### [Task to complete]
Print the data exactly. Pictures stay out.

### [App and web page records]
%%

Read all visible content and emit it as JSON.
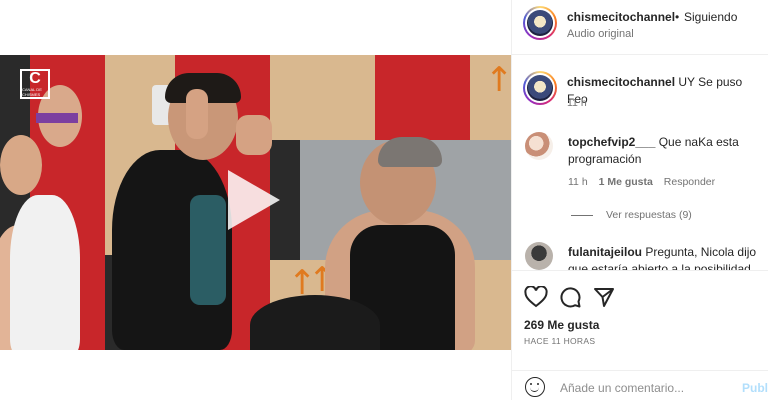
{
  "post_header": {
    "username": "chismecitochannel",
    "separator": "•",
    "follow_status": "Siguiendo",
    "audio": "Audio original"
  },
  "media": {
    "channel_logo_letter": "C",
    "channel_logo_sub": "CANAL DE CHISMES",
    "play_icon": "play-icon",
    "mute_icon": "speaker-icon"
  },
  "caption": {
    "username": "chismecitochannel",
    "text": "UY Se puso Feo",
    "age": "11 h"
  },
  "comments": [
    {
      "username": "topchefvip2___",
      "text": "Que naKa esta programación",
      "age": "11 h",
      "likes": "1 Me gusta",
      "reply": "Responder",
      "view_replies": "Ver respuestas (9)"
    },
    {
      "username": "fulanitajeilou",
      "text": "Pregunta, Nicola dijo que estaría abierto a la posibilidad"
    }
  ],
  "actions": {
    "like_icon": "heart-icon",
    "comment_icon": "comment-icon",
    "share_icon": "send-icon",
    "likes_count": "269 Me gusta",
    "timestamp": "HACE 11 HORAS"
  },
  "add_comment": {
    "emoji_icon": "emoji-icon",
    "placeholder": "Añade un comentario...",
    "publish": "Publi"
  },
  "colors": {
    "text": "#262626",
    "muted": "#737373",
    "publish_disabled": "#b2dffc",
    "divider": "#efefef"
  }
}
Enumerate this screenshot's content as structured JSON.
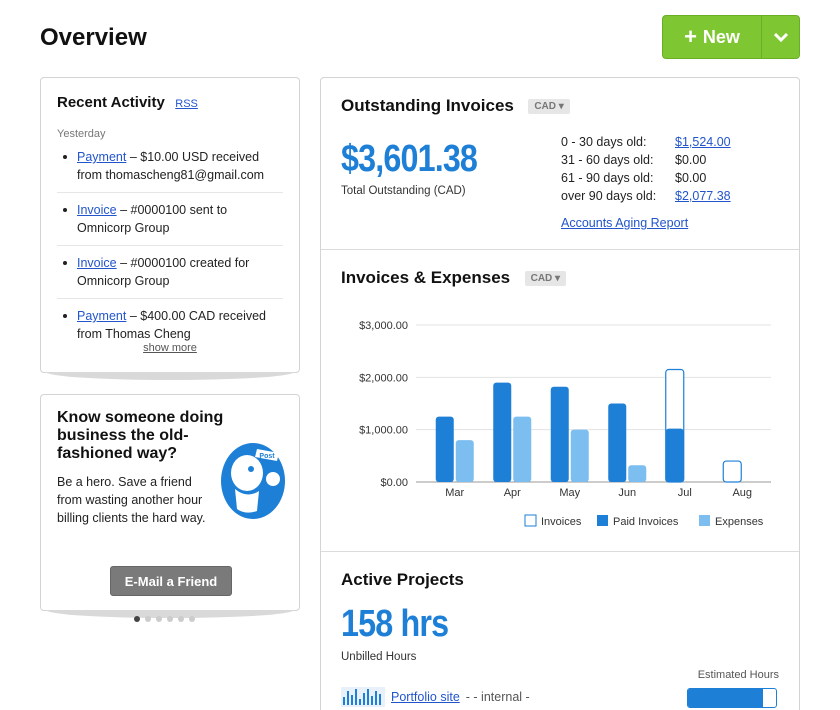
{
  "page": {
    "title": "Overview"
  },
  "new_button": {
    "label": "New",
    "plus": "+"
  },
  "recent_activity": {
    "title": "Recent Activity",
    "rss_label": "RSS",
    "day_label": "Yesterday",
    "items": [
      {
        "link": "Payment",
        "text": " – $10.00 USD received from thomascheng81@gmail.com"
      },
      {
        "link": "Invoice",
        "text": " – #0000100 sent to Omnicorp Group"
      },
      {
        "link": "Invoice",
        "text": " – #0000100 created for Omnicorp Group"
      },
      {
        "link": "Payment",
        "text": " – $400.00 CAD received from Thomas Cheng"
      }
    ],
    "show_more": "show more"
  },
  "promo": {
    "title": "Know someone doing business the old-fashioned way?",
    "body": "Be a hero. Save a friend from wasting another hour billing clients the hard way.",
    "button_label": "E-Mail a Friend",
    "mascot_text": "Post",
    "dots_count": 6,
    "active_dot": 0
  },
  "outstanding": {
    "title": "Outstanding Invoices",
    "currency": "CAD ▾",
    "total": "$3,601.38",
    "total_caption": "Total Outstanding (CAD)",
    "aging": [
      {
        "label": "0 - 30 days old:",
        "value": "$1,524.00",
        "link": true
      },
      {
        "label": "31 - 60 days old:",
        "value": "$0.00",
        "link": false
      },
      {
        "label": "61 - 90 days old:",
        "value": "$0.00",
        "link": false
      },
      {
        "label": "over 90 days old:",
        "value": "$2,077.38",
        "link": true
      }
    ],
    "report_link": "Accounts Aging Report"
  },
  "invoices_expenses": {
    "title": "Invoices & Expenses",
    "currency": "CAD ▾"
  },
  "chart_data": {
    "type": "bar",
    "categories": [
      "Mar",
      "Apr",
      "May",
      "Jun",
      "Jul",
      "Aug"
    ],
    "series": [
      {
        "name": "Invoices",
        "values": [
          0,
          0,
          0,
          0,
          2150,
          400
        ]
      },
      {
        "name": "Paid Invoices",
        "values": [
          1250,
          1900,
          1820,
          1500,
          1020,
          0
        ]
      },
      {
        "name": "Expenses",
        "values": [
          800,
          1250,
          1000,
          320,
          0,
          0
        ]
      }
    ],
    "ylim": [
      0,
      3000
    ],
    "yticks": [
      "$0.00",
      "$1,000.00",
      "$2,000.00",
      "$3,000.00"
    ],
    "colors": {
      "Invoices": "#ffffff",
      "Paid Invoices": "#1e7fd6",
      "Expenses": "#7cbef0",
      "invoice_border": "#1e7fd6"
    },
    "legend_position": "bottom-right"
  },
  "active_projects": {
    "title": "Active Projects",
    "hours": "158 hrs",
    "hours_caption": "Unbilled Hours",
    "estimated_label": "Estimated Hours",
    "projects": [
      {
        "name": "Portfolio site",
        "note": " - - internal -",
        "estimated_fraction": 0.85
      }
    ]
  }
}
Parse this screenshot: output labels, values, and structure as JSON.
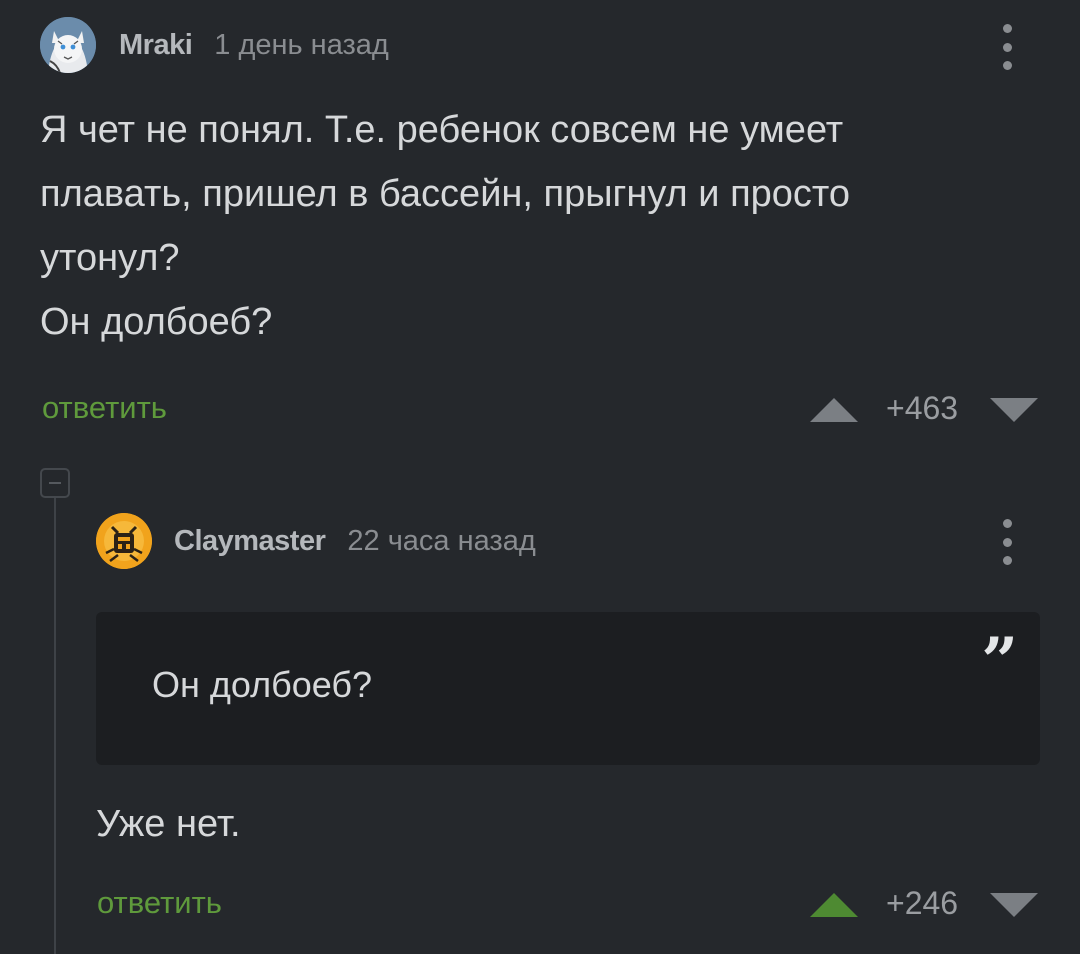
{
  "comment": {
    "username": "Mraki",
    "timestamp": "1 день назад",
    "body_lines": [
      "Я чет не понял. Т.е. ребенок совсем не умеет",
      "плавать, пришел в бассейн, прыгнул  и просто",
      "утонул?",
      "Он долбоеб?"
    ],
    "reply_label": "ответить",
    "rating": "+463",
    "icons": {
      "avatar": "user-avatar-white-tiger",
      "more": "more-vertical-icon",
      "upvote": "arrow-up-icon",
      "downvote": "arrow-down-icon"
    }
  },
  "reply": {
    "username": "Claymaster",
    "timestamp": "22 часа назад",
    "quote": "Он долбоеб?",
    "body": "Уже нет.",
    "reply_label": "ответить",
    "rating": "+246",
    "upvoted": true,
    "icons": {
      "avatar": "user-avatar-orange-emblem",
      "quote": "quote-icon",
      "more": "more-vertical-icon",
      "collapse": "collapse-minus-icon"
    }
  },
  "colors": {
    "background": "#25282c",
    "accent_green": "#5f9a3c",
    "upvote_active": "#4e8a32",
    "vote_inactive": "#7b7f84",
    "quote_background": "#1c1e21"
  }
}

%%

### [Solution to the exercise]
Read all visible content and emit it as JSON.
{
  "post_header": {
    "username": "chismecitochannel",
    "separator": "•",
    "follow_status": "Siguiendo",
    "audio": "Audio original"
  },
  "media": {
    "channel_logo_letter": "C",
    "channel_logo_sub": "CANAL DE CHISMES",
    "play_icon": "play-icon",
    "mute_icon": "speaker-icon"
  },
  "caption": {
    "username": "chismecitochannel",
    "text": "UY Se puso Feo",
    "age": "11 h"
  },
  "comments": [
    {
      "username": "topchefvip2___",
      "text": "Que naKa esta programación",
      "age": "11 h",
      "likes": "1 Me gusta",
      "reply": "Responder",
      "view_replies": "Ver respuestas (9)"
    },
    {
      "username": "fulanitajeilou",
      "text": "Pregunta, Nicola dijo que estaría abierto a la posibilidad"
    }
  ],
  "actions": {
    "like_icon": "heart-icon",
    "comment_icon": "comment-icon",
    "share_icon": "send-icon",
    "likes_count": "269 Me gusta",
    "timestamp": "HACE 11 HORAS"
  },
  "add_comment": {
    "emoji_icon": "emoji-icon",
    "placeholder": "Añade un comentario...",
    "publish": "Publi"
  },
  "colors": {
    "text": "#262626",
    "muted": "#737373",
    "publish_disabled": "#b2dffc",
    "divider": "#efefef"
  }
}
Enumerate this screenshot's content as structured JSON.
{
  "page": {
    "title": "Overview"
  },
  "new_button": {
    "label": "New",
    "plus": "+"
  },
  "recent_activity": {
    "title": "Recent Activity",
    "rss_label": "RSS",
    "day_label": "Yesterday",
    "items": [
      {
        "link": "Payment",
        "text": " – $10.00 USD received from thomascheng81@gmail.com"
      },
      {
        "link": "Invoice",
        "text": " – #0000100 sent to Omnicorp Group"
      },
      {
        "link": "Invoice",
        "text": " – #0000100 created for Omnicorp Group"
      },
      {
        "link": "Payment",
        "text": " – $400.00 CAD received from Thomas Cheng"
      }
    ],
    "show_more": "show more"
  },
  "promo": {
    "title": "Know someone doing business the old-fashioned way?",
    "body": "Be a hero. Save a friend from wasting another hour billing clients the hard way.",
    "button_label": "E-Mail a Friend",
    "mascot_text": "Post",
    "dots_count": 6,
    "active_dot": 0
  },
  "outstanding": {
    "title": "Outstanding Invoices",
    "currency": "CAD ▾",
    "total": "$3,601.38",
    "total_caption": "Total Outstanding (CAD)",
    "aging": [
      {
        "label": "0 - 30 days old:",
        "value": "$1,524.00",
        "link": true
      },
      {
        "label": "31 - 60 days old:",
        "value": "$0.00",
        "link": false
      },
      {
        "label": "61 - 90 days old:",
        "value": "$0.00",
        "link": false
      },
      {
        "label": "over 90 days old:",
        "value": "$2,077.38",
        "link": true
      }
    ],
    "report_link": "Accounts Aging Report"
  },
  "invoices_expenses": {
    "title": "Invoices & Expenses",
    "currency": "CAD ▾"
  },
  "chart_data": {
    "type": "bar",
    "categories": [
      "Mar",
      "Apr",
      "May",
      "Jun",
      "Jul",
      "Aug"
    ],
    "series": [
      {
        "name": "Invoices",
        "values": [
          0,
          0,
          0,
          0,
          2150,
          400
        ]
      },
      {
        "name": "Paid Invoices",
        "values": [
          1250,
          1900,
          1820,
          1500,
          1020,
          0
        ]
      },
      {
        "name": "Expenses",
        "values": [
          800,
          1250,
          1000,
          320,
          0,
          0
        ]
      }
    ],
    "ylim": [
      0,
      3000
    ],
    "yticks": [
      "$0.00",
      "$1,000.00",
      "$2,000.00",
      "$3,000.00"
    ],
    "colors": {
      "Invoices": "#ffffff",
      "Paid Invoices": "#1e7fd6",
      "Expenses": "#7cbef0",
      "invoice_border": "#1e7fd6"
    },
    "legend_position": "bottom-right"
  },
  "active_projects": {
    "title": "Active Projects",
    "hours": "158 hrs",
    "hours_caption": "Unbilled Hours",
    "estimated_label": "Estimated Hours",
    "projects": [
      {
        "name": "Portfolio site",
        "note": " - - internal -",
        "estimated_fraction": 0.85
      }
    ]
  }
}
Parse this screenshot: output labels, values, and structure as JSON.
{
  "comment": {
    "username": "Mraki",
    "timestamp": "1 день назад",
    "body_lines": [
      "Я чет не понял. Т.е. ребенок совсем не умеет",
      "плавать, пришел в бассейн, прыгнул  и просто",
      "утонул?",
      "Он долбоеб?"
    ],
    "reply_label": "ответить",
    "rating": "+463",
    "icons": {
      "avatar": "user-avatar-white-tiger",
      "more": "more-vertical-icon",
      "upvote": "arrow-up-icon",
      "downvote": "arrow-down-icon"
    }
  },
  "reply": {
    "username": "Claymaster",
    "timestamp": "22 часа назад",
    "quote": "Он долбоеб?",
    "body": "Уже нет.",
    "reply_label": "ответить",
    "rating": "+246",
    "upvoted": true,
    "icons": {
      "avatar": "user-avatar-orange-emblem",
      "quote": "quote-icon",
      "more": "more-vertical-icon",
      "collapse": "collapse-minus-icon"
    }
  },
  "colors": {
    "background": "#25282c",
    "accent_green": "#5f9a3c",
    "upvote_active": "#4e8a32",
    "vote_inactive": "#7b7f84",
    "quote_background": "#1c1e21"
  }
}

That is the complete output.